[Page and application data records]
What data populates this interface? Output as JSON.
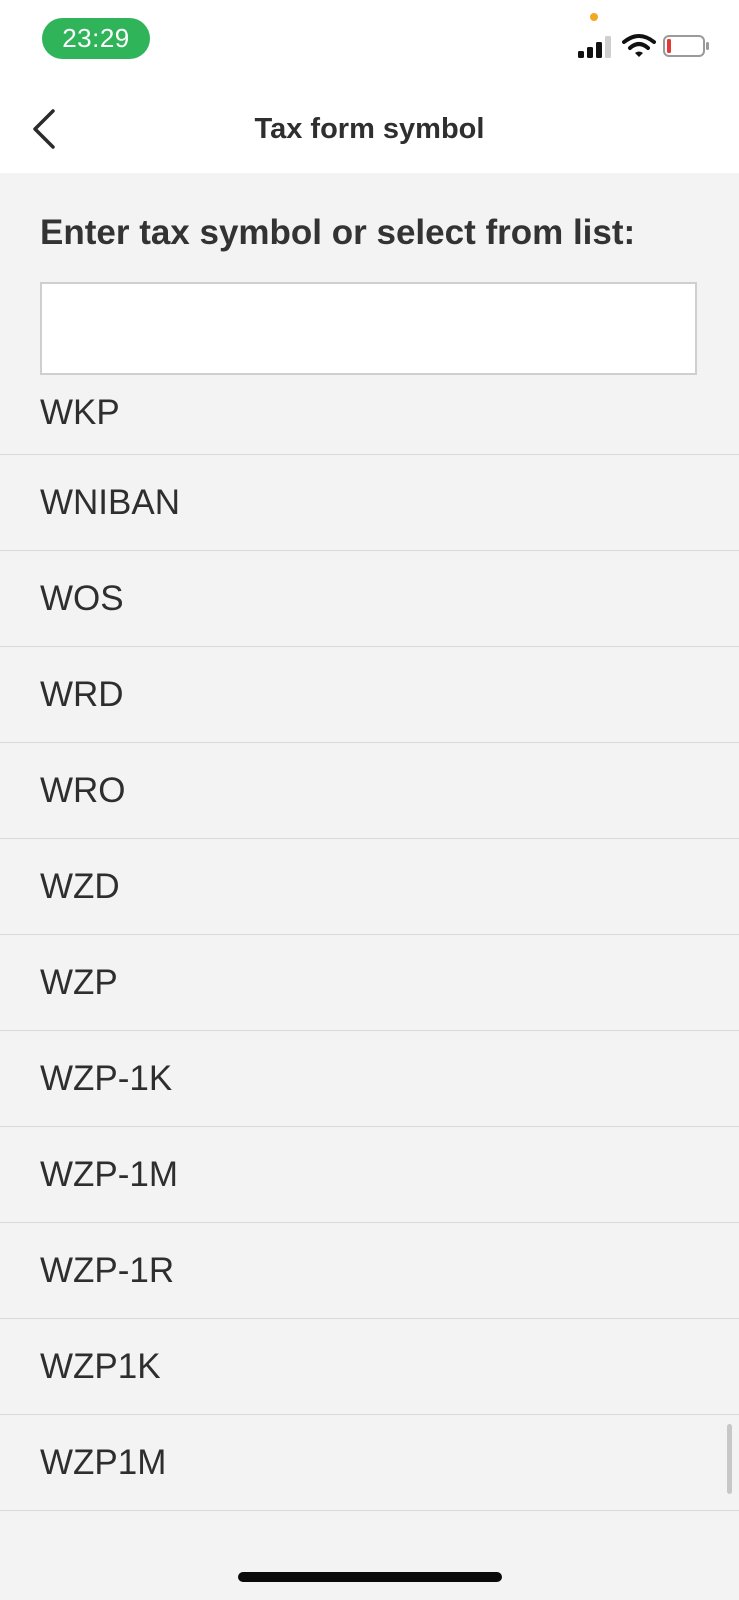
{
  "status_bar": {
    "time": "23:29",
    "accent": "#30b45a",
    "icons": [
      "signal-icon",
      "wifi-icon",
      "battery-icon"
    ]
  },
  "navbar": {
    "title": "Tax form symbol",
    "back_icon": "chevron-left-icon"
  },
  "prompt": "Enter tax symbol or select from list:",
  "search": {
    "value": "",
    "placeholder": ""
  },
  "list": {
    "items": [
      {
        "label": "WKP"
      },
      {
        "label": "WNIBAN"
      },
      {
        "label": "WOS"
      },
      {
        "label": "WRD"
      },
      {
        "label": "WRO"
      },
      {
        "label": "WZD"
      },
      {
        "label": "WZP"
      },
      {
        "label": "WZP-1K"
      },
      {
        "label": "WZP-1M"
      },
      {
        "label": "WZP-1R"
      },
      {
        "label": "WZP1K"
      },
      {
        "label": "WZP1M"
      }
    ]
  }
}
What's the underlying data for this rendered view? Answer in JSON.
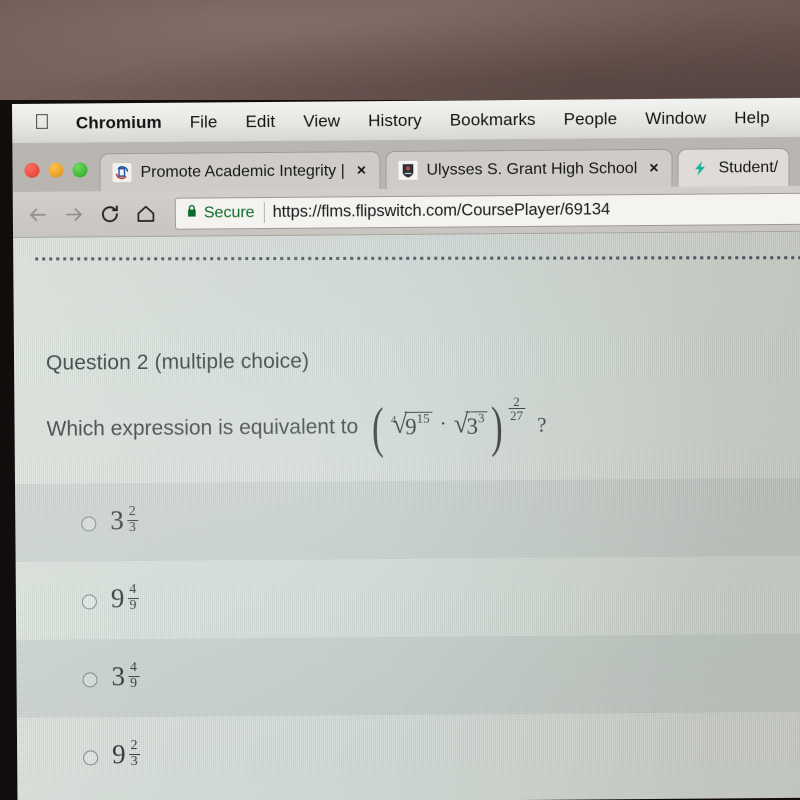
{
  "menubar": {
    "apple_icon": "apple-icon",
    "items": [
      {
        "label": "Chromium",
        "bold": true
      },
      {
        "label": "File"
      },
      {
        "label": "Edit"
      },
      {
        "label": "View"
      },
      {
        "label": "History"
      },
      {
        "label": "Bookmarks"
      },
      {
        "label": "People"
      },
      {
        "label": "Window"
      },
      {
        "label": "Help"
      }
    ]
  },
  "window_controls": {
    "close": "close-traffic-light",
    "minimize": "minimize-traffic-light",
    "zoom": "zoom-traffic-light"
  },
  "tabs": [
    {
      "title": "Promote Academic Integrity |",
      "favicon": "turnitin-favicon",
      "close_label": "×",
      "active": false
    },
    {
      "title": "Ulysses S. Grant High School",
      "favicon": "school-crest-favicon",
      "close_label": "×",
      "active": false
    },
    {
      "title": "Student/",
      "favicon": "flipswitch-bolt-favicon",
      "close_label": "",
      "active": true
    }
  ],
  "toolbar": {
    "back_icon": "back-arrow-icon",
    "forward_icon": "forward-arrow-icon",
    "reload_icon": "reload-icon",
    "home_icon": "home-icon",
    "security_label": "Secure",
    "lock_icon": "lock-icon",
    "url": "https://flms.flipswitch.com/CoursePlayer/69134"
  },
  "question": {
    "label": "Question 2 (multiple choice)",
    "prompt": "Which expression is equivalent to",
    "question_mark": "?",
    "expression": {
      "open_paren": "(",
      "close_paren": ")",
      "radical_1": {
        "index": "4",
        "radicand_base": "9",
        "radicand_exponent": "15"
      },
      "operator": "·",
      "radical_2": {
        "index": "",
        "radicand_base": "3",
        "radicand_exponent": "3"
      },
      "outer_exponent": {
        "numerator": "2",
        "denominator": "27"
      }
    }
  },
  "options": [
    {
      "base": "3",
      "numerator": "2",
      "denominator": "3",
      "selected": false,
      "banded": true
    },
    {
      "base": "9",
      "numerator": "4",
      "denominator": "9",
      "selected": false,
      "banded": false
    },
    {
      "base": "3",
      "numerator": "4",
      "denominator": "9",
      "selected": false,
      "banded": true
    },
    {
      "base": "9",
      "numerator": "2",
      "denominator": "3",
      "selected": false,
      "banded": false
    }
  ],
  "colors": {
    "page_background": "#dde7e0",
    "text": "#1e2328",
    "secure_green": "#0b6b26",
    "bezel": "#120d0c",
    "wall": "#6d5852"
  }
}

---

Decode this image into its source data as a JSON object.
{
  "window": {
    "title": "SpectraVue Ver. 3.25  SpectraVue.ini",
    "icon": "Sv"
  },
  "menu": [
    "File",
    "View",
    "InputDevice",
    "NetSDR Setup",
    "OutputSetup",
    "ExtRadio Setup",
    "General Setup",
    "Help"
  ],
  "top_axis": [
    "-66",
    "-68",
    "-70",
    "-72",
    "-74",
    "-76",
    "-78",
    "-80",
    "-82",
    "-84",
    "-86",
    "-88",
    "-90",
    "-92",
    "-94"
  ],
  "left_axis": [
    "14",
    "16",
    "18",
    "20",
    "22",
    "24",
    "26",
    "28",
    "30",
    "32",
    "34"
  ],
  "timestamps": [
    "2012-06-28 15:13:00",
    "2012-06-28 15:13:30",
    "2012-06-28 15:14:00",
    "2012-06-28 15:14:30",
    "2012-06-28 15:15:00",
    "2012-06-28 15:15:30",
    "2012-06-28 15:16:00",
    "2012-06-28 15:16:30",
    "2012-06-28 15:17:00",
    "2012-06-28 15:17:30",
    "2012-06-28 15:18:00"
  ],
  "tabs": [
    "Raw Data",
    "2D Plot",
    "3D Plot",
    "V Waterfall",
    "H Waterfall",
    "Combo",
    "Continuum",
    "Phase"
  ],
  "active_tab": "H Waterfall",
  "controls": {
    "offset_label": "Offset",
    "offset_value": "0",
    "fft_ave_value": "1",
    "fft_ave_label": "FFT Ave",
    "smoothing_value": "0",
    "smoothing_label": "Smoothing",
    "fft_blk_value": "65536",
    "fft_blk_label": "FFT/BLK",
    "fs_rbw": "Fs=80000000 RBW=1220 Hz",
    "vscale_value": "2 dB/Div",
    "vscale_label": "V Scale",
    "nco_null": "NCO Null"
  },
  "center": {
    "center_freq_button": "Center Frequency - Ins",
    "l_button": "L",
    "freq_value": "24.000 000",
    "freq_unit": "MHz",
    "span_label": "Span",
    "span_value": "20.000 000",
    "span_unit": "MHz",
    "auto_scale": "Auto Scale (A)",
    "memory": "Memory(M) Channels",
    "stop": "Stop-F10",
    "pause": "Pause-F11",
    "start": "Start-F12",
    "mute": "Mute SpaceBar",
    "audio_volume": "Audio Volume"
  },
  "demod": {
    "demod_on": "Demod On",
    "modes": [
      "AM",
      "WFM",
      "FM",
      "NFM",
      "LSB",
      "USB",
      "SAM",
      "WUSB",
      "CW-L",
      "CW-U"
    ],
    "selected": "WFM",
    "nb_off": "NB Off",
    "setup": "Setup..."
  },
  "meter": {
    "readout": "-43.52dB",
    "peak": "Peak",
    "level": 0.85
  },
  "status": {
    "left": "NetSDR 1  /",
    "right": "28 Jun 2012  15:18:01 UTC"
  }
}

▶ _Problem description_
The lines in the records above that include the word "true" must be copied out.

▶ _Solution for this problem_
        "bold": true
      "active": true
      "banded": true
      "banded": true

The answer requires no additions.